British Treaty Snub Fuels PM's Eurosceptic Image
13 December 2007, 18:35 CET
(LONDON) - British Prime Minister Gordon Brown voiced hope Thursday that the European Union can put institutional wrangling behind it, but faced more charges of euroscepticism for his failure to sign a new treaty with EU allies.
Brown cited diary conflicts for his delayed arrival in Lisbon, meaning he could not join fellow EU leaders at a grand signing ceremony for the new Reform Treaty, which replaces the defunct EU constitution.
The British premier eventually signed the treaty, but hours later than his EU counterparts after he spent much of the morning grappling with questions from lawmakers at a parliamentary committee meeting in London.
"There is no better manifestation of his lack of interest in Europe than his thinking that missing the signature would not be a big deal," said Hugo Brady of the Centre for European Reform, a London-based think tank.
"It's a piece of very ham-fisted diplomacy on the part of Brown," he added.
The Financial Times commented: "The prime minister's half-in, half-out appearance in the Portuguese capital is an apt metaphor for the government's approach to the EU."
"It recalls the behaviour of an observer, not a player, at Europe's top table," the FT added, condemning the "muddle-headed ambivalence of a man who doesn't know which gallery to play to."
Brown, who has resisted growing pressure for a referendum on the new treaty, rejected criticism that his late-show in Lisbon was a cowardly attempt to distance himself from the EU pact, widely unpopular here.
"I think you can see the priority I attach to attending this committee," he told the House of Commons' Liaison Committee, laughing off suggestions that he was snubbing the EU meeting.
Brown defends the EU treaty by noting that Britain negotiated opt-outs in key policy areas, meaning its sovereignty is not threatened by what the eurosceptic press says is an increasingly powerful "EU superstate."
But as finance minister, which he was until June, Brown had a reputation for being less keen on Europe than prime minister Tony Blair and reportedly vetoed Blair's plans to take Britain into the European single currency.
At regular meetings with his EU counterparts in Brussels, he was notorious for giving them lectures on the benefits of British-style free market reform -- that is, if he bothered to turn up at all.
Even before Thursday's awkward handling of the Lisbon treaty signing, commentators had already noted that Brown has not yet travelled to Brussels, nearly six months after taking office.
Brown maintains that a popular vote on the treaty is unnecessary as Britain has secured opt-outs, or "red lines" in key areas, safeguarding the country's rights and laws from Brussels.
But critics say the document is virtually identical to the EU constitution, which was rejected by French and Dutch voters in 2005. Blair promised a referendum on the constitution in Labour's 2005 general election manifesto.
Brown's "refusal to offer the people of this country a referendum on the Reform Treaty flies in the face of the electorate's wishes and his manifesto commitment," said Ruth Lea of eurosceptic group Global Vision.

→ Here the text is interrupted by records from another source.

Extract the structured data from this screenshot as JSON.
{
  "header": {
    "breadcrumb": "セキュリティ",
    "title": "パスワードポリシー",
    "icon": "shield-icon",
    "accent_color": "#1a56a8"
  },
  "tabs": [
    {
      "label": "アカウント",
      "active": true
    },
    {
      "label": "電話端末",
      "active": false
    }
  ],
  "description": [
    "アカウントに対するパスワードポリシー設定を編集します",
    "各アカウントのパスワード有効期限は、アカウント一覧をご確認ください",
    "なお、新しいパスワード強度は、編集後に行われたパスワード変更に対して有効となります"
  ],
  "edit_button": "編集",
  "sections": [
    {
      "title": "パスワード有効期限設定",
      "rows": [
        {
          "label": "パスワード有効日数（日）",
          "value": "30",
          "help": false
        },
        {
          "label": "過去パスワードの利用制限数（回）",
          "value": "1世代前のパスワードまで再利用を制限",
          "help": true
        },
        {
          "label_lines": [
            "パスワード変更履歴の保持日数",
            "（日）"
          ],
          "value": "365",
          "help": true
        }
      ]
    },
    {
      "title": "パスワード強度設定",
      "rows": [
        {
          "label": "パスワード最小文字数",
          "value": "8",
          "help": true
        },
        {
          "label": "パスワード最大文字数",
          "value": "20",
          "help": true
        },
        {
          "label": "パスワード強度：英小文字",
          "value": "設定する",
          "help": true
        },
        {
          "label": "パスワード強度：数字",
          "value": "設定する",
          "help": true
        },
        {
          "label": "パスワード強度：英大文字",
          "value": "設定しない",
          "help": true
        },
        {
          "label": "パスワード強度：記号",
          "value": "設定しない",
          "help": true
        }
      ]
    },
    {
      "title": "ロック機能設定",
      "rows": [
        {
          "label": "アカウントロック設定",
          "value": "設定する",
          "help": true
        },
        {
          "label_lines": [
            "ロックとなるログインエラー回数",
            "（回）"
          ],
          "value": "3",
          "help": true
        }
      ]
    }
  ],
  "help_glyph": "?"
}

In an interview with the Times newspaper Thursday, Brown said he hoped the signing of the new EU treaty will shift the bloc's focus away from an "institutional debate". "I think you'll find on the debate about global Europe, we are leading the way," he said.
He voiced hope "for the foreseeable future that the focus of Europe is now on economics, security, trade, economic reform, climate change and not on institutional debate."
Copyright 2007 AFP.